__Problem requirements__
Return every line from the listing where the word "with" occurs.

**** Information supplied ****

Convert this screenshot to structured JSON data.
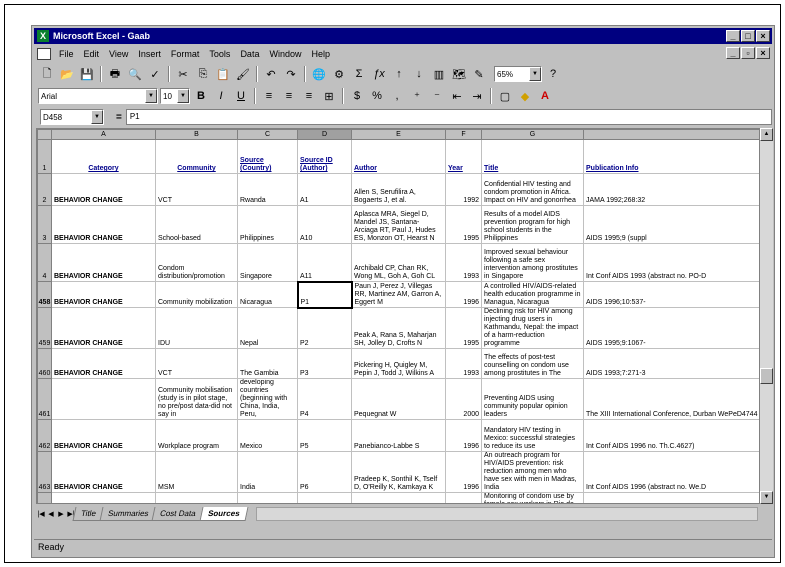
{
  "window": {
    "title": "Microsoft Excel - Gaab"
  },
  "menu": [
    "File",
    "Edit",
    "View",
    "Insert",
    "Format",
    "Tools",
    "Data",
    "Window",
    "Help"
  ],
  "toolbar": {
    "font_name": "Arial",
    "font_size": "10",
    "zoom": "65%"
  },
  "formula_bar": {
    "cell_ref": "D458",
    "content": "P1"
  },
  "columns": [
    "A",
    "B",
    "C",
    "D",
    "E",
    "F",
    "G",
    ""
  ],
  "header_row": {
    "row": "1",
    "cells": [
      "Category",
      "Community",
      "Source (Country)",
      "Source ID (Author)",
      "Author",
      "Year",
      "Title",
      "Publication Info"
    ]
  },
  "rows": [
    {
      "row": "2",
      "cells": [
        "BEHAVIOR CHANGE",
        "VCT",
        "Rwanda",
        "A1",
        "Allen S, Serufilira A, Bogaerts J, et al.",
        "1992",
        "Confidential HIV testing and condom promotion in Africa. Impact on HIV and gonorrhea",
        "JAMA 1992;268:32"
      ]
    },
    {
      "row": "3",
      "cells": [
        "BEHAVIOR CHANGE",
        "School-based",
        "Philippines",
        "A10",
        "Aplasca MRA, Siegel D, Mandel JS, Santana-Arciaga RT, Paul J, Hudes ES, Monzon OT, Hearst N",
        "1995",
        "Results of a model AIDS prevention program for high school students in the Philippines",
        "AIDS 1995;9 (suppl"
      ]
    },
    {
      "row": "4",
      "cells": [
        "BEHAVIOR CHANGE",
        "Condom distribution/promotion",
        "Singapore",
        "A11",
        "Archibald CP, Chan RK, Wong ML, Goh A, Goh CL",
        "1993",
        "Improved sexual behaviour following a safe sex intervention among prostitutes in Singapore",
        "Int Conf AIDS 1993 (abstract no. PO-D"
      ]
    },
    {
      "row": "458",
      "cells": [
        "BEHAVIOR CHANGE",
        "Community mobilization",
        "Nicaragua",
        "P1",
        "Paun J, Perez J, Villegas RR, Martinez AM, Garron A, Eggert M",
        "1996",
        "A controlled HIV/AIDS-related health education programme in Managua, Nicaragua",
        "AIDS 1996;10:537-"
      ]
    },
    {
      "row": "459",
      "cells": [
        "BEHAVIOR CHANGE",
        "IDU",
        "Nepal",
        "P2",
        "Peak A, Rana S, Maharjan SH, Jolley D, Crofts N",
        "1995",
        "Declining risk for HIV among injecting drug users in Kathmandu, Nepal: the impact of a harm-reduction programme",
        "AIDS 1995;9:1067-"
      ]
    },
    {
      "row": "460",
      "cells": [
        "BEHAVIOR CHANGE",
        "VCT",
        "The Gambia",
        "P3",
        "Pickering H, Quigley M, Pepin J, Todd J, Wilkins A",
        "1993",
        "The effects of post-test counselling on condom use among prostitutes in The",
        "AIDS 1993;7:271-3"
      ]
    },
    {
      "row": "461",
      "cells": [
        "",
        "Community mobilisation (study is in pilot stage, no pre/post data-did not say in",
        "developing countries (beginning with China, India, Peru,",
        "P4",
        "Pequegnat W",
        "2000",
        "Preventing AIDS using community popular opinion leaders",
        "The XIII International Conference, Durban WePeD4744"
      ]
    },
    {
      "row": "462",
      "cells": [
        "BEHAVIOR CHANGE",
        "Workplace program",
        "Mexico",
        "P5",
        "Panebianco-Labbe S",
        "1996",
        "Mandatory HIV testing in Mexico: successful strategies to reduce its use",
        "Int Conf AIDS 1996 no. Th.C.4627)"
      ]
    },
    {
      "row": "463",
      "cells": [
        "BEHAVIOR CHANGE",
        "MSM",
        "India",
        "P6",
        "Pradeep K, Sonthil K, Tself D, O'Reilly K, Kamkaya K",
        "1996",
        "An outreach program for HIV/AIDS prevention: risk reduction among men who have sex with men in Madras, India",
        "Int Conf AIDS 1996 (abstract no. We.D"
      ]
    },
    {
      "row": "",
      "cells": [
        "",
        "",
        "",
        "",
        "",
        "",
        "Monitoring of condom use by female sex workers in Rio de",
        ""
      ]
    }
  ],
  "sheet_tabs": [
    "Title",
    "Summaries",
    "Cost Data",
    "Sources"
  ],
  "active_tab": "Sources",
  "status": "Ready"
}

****
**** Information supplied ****

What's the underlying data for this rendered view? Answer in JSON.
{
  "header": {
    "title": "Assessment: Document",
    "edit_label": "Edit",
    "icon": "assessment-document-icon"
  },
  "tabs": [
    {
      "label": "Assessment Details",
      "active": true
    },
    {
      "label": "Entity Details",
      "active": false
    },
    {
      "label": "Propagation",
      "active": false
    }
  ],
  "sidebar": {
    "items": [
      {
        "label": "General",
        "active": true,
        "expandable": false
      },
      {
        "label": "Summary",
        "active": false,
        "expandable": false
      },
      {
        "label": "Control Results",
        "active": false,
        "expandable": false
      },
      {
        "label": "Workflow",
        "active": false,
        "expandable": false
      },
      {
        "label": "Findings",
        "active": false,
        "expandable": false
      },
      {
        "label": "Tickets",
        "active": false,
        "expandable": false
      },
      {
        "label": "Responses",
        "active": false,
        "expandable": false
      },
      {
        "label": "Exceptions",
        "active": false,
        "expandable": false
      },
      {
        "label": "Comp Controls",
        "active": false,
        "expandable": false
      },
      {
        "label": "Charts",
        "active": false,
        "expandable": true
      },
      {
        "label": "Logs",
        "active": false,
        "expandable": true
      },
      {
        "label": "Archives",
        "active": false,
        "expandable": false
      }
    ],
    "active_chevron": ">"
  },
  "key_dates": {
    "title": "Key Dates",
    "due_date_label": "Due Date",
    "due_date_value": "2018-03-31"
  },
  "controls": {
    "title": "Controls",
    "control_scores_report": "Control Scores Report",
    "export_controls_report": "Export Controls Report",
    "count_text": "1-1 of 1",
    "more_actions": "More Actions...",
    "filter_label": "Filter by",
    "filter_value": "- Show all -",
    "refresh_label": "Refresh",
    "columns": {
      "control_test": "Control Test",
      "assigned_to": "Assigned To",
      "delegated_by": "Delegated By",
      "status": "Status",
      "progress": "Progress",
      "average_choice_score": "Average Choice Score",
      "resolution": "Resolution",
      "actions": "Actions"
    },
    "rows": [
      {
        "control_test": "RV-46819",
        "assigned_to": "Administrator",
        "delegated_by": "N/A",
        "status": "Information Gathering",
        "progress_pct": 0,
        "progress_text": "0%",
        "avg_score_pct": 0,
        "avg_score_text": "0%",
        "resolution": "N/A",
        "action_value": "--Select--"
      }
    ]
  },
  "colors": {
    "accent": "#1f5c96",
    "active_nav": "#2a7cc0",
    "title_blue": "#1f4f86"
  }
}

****

__Output of the task__
        "developing countries (beginning with China, India, Peru,",
        "An outreach program for HIV/AIDS prevention: risk reduction among men who have sex with men in Madras, India",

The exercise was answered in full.